-- What the task asks --
Retyping all the entries exactly is the whole task.

-- Recorded data --

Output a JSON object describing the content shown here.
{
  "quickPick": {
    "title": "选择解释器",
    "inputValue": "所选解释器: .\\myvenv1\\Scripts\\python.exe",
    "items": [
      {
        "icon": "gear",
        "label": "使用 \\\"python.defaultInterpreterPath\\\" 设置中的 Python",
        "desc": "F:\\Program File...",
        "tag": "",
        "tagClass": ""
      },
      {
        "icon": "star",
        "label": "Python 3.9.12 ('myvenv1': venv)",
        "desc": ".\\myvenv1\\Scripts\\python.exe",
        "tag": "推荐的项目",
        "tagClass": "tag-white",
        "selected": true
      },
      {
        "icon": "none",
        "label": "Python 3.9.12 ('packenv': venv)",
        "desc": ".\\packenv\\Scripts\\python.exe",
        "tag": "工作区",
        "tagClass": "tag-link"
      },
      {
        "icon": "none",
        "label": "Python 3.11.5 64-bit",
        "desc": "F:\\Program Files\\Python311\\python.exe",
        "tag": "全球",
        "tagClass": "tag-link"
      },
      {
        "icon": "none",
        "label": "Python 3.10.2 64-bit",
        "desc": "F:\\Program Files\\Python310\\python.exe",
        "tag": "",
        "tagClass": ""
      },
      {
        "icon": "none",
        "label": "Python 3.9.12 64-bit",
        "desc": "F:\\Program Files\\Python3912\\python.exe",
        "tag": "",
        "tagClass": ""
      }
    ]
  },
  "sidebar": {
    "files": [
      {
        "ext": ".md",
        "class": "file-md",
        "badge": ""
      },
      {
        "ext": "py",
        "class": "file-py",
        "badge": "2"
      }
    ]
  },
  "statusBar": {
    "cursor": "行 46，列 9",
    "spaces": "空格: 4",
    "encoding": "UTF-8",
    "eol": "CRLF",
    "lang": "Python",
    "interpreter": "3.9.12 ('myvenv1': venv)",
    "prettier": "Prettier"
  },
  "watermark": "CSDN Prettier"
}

-- Exercise answer --
Output a JSON object describing the content shown here.
{
  "quickPick": {
    "title": "选择解释器",
    "inputValue": "所选解释器: .\\myvenv1\\Scripts\\python.exe",
    "items": [
      {
        "icon": "gear",
        "label": "使用 \\\"python.defaultInterpreterPath\\\" 设置中的 Python",
        "desc": "F:\\Program File...",
        "tag": "",
        "tagClass": ""
      },
      {
        "icon": "star",
        "label": "Python 3.9.12 ('myvenv1': venv)",
        "desc": ".\\myvenv1\\Scripts\\python.exe",
        "tag": "推荐的项目",
        "tagClass": "tag-white",
        "selected": true
      },
      {
        "icon": "none",
        "label": "Python 3.9.12 ('packenv': venv)",
        "desc": ".\\packenv\\Scripts\\python.exe",
        "tag": "工作区",
        "tagClass": "tag-link"
      },
      {
        "icon": "none",
        "label": "Python 3.11.5 64-bit",
        "desc": "F:\\Program Files\\Python311\\python.exe",
        "tag": "全球",
        "tagClass": "tag-link"
      },
      {
        "icon": "none",
        "label": "Python 3.10.2 64-bit",
        "desc": "F:\\Program Files\\Python310\\python.exe",
        "tag": "",
        "tagClass": ""
      },
      {
        "icon": "none",
        "label": "Python 3.9.12 64-bit",
        "desc": "F:\\Program Files\\Python3912\\python.exe",
        "tag": "",
        "tagClass": ""
      }
    ]
  },
  "sidebar": {
    "files": [
      {
        "ext": ".md",
        "class": "file-md",
        "badge": ""
      },
      {
        "ext": "py",
        "class": "file-py",
        "badge": "2"
      }
    ]
  },
  "statusBar": {
    "cursor": "行 46，列 9",
    "spaces": "空格: 4",
    "encoding": "UTF-8",
    "eol": "CRLF",
    "lang": "Python",
    "interpreter": "3.9.12 ('myvenv1': venv)",
    "prettier": "Prettier"
  },
  "watermark": "CSDN Prettier"
}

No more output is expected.